One of the most difficult relationships of my life was a friends with benefits situation. For all the awesomeness it brought to my life, the pain and sorrow it caused, continued to outweigh the good stuff every time. It was dramatic and messy, complicated and argumentative, and toward the end it was just cruel and depressing; we were no longer on the same page and we both knew it: I was in love with him and he didn’t love me back. When all was said and done, I was destroyed, and it took far longer to recover from that relationship than any other legitimate relationship where the love was mutual, that I ever had. I’m still a long way off from being the person I was before that whole debacle.
The only thing that came out of my friends with benefits situation was the realization that such relationships are nearly impossible to keep alive and there is no flash mob dancing to “Closing Time,” at the end of it all, with Justin Timberlake being the one who takes you home. And if there’s anything I can impart upon those in friends with benefits relationships, it’s that you should walk away now, because you are not Mila Kunis. You just aren’t.
A recent study about friends with benefits or as they call them in the scientific world, FWBR, has proved that — wait for it — FWBR are bad, bad, bad. How bad? So bad that it took Kendra Knight, a communications professor of DePaul University, into the dark, seedy world of 25 college friends with benefits relationships in the hopes of finally figuring out what the problem is with these things, and how, if at all, we can sort of beat the messy demise to the punch. Her study was, well, a vicious circle.
According to Knight, when it comes to FWBR, both parties agree that communication about boundaries is key, but despite this acknowledgement, neither party ever makes a move to open the communication lines. For the FWBR crowd, such an open line of communication sort of defeats the purpose of the “all play, no work, NSA” relationship and could also result in one of the players being dubbed “crazy,” because OMG, what kind of psycho gets emotionally attached when all that banging is going on? I mean, are you human or what? No? Maybe a replicant, perhaps?

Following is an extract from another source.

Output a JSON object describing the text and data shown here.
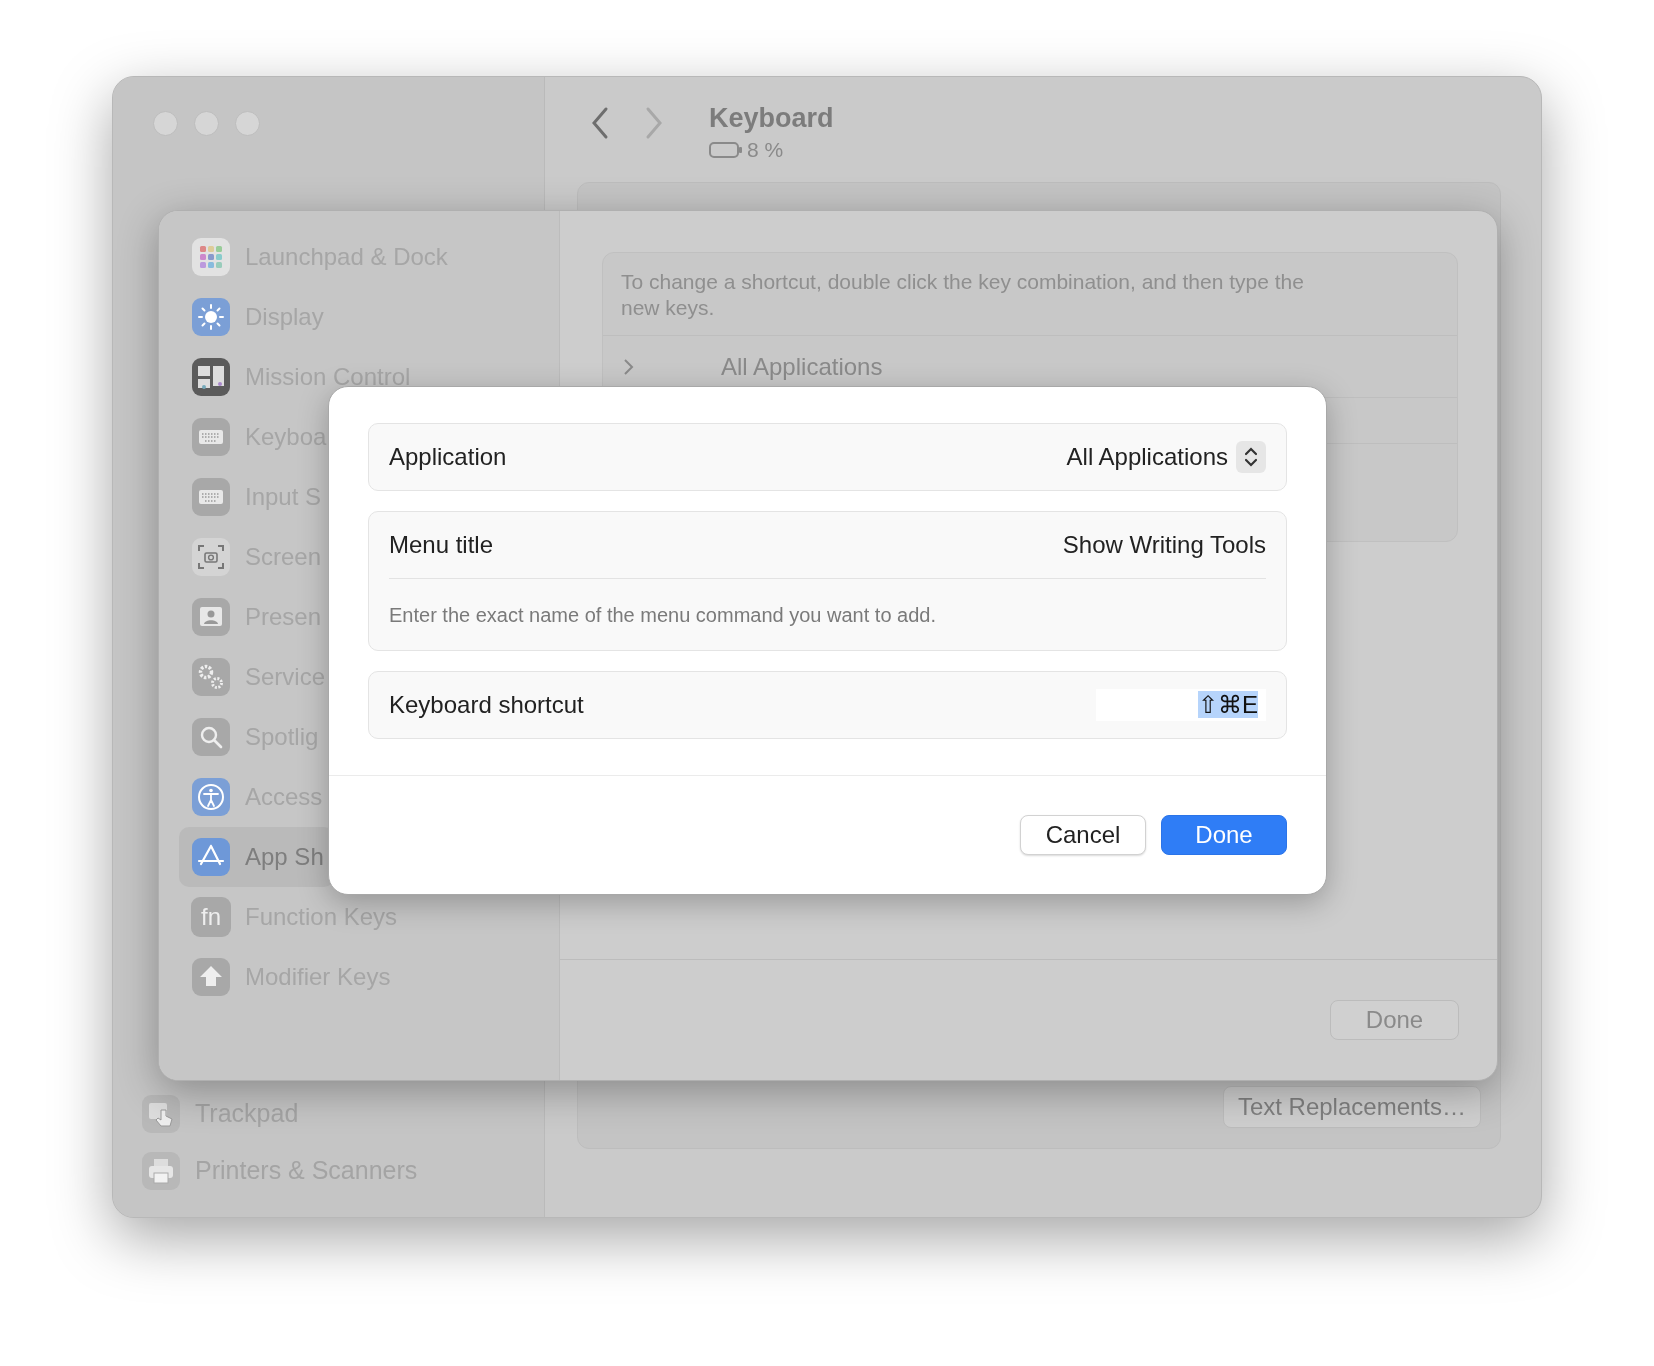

Another reason FWBR people steer away from talking about things is because they don’t want to reveal too much or set up the possibility of being deemed not just “crazy,” but jealous, which, of course, would lead to their F-buddy completely shutting off or finding someone else who might be less, well, you know, crazy.

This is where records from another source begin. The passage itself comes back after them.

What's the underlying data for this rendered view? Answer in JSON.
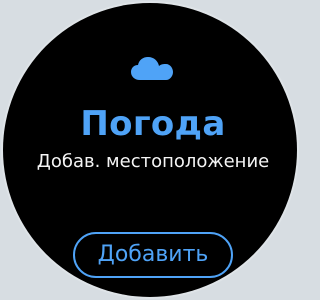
{
  "screen": {
    "icon": "cloud-icon",
    "title": "Погода",
    "subtitle": "Добав. местоположение",
    "add_button_label": "Добавить"
  },
  "colors": {
    "accent": "#4fa3f7",
    "background": "#000000",
    "text": "#f5f5f5"
  }
}
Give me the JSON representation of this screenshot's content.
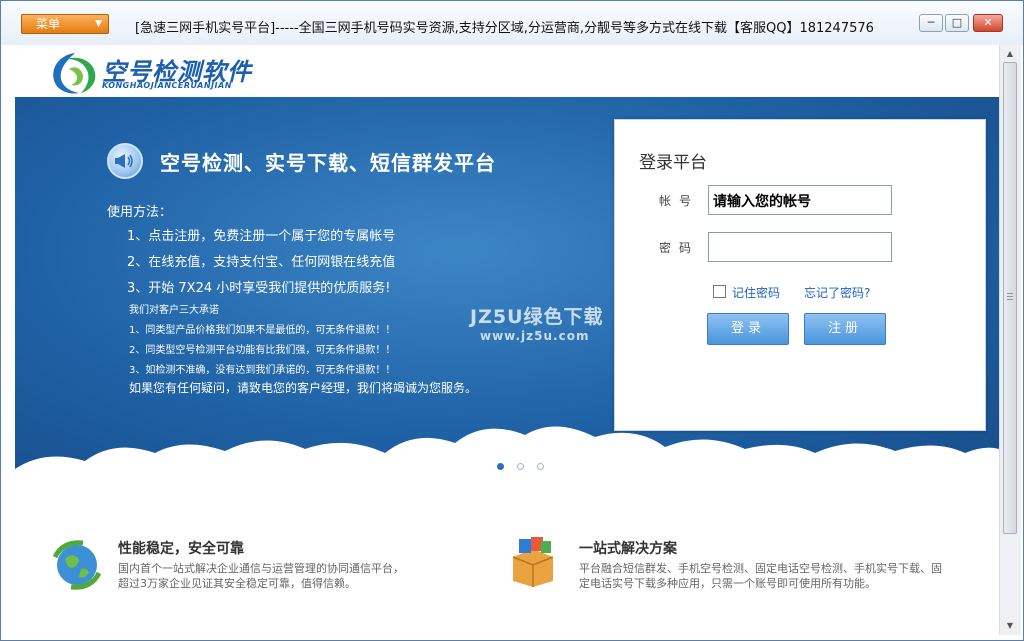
{
  "window": {
    "menu_label": "菜单",
    "title": "[急速三网手机实号平台]-----全国三网手机号码实号资源,支持分区域,分运营商,分靓号等多方式在线下载【客服QQ】181247576",
    "controls": {
      "minimize": "─",
      "maximize": "□",
      "close": "✕"
    }
  },
  "logo": {
    "title": "空号检测软件",
    "subtitle": "KONGHAOJIANCERUANJIAN"
  },
  "hero": {
    "title": "空号检测、实号下载、短信群发平台",
    "how_label": "使用方法：",
    "steps": [
      "1、点击注册，免费注册一个属于您的专属帐号",
      "2、在线充值，支持支付宝、任何网银在线充值",
      "3、开始 7X24 小时享受我们提供的优质服务!"
    ],
    "promise_title": "我们对客户三大承诺",
    "promises": [
      "1、同类型产品价格我们如果不是最低的，可无条件退款！！",
      "2、同类型空号检测平台功能有比我们强，可无条件退款！！",
      "3、如检测不准确，没有达到我们承诺的，可无条件退款！！"
    ],
    "contact": "如果您有任何疑问，请致电您的客户经理，我们将竭诚为您服务。",
    "slides": 3,
    "active_slide": 0
  },
  "watermark": {
    "line1": "JZ5U绿色下载",
    "line2": "www.jz5u.com"
  },
  "login": {
    "title": "登录平台",
    "username_label": "帐号",
    "username_value": "请输入您的帐号",
    "password_label": "密码",
    "remember_label": "记住密码",
    "forgot_label": "忘记了密码?",
    "login_button": "登录",
    "register_button": "注册"
  },
  "features": [
    {
      "title": "性能稳定，安全可靠",
      "desc_line1": "国内首个一站式解决企业通信与运营管理的协同通信平台，",
      "desc_line2": "超过3万家企业见证其安全稳定可靠，值得信赖。"
    },
    {
      "title": "一站式解决方案",
      "desc_line1": "平台融合短信群发、手机空号检测、固定电话空号检测、手机实号下载、固",
      "desc_line2": "定电话实号下载多种应用，只需一个账号即可使用所有功能。"
    }
  ],
  "colors": {
    "hero_blue": "#1f62a6",
    "button_blue": "#4a95dd",
    "link_blue": "#1f60c4",
    "menu_orange": "#e67a12"
  }
}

Takeaway? Friends with benefits relationships can’t work without communication, and no one is willing to make that communication part of the equation, so FWBR are doomed, doomed, doomed. Not that this is going to stop anyone who’s mid-FWBR from going forward with their dastardly deeds, or cease all the hundreds of thousands of FWBR that are just another beer pong game away. But to Knight’s credit, I think it’s great that she brought all of this to light and gave us something over which to ponder, even if none of us will be taking it seriously into consideration, because, you know, why ruin what you think is a good thing by admitting it’s the worst?